China's Unreliable Entity List Could Complicate Export Control, Sanctions Compliance, Law Firms Say
China’s so-called unreliable entity list could present compliance challenges for multinational companies and may be used to retaliate against U.S. export controls and sanctions, trade lawyers said. As a result, companies trying to comply with both U.S. and Chinese regulations may have to choose one over the other, risking sanctions from at least one country, law firms said.
The release Sept. 19 of the list’s regulations (see 2009210017) is “further complicating the management of regulatory, reputational and political risks for companies operating in Asia,” DLA Piper said Sept. 22. The threat of being added to the list, which could mean trade and travel restrictions, might “deter owners and managers from actions that might attract sanctions.”
While the criteria for adding companies to the list remain somewhat unclear, Hong Kong-based King & Wood Mallesons said Beijing may first seek to designate companies complying with U.S. export controls and sanctions against China. “Foreign companies who comply with U.S. sanctions and suspend transactions with Chinese companies may be an immediate target,” the law firm said Sept. 21.
DLA Piper agreed, saying companies that recently stopped doing business with China due to U.S. restrictions may be prime candidates.

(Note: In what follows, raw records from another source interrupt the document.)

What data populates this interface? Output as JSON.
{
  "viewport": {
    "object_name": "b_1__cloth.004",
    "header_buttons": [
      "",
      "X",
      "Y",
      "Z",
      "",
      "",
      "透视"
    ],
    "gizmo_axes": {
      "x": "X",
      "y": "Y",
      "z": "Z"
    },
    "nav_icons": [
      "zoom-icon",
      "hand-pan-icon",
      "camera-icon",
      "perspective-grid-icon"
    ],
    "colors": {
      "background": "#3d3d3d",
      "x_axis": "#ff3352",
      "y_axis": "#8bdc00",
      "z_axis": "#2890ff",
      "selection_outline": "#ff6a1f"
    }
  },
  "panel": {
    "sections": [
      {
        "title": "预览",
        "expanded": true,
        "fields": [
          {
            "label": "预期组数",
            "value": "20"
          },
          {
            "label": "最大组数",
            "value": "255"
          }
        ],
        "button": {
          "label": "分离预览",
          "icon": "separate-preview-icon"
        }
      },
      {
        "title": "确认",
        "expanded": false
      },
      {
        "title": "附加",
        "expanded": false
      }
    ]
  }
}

The list “may be intended to neutralize foreign governments' sanctions and export control measures against Chinese companies,” the firm said. “Multinational companies active in Asia may face clashing directives from the sanctions regimes of China, the U.S., and other jurisdictions.”
In addition, the list’s regulations indicate a “potentially broad” scope of sanctionable conduct, DLA Piper said. While countries across the world typically impose sanctions against people and companies for threatening their national security, China’s unreliable entity list will also target entities that threaten the country’s “development interests,” the firm said. Such threats may be construed to “encompass a wide range of competitive practices clashing with industrial policy or trade policy goals.”
China may also target foreign third-party suppliers for cutting off supplies to Chinese customers and may even target businesses for the conduct of their parent companies. “While the [list’s] provisions do not explicitly provide that foreign-invested enterprises in China may be sanctioned for the offshore conduct of foreign parent companies or affiliates,” DLA Piper said, “the regulatory context suggests that such measures would be permitted.”
But Baker McKenzie said much of how the regulations will be implemented “remains unclear,” including how China will apply them to “the existing Chinese subsidiaries of the foreign persons.” The law firm also said that China’s desire to increase investment may take priority over the list. “Since the Chinese government has been making great effort in promoting foreign investment … we believe most of the existing foreign-invested companies should not be adversely affected by the” regulations, Baker McKenzie said in a Sept. 22 blog post.
Instead, the list may be used as a retaliatory tool against specific U.S. actions, King & Wood Mallesons suggested. The timing of the regulations, released as the U.S. imposed restrictions on TikTok and WeChat (see 2009210008), may not be coincidental, the firm added, and “fuels speculation” that China may use the list for “tit-for-tat retaliation.”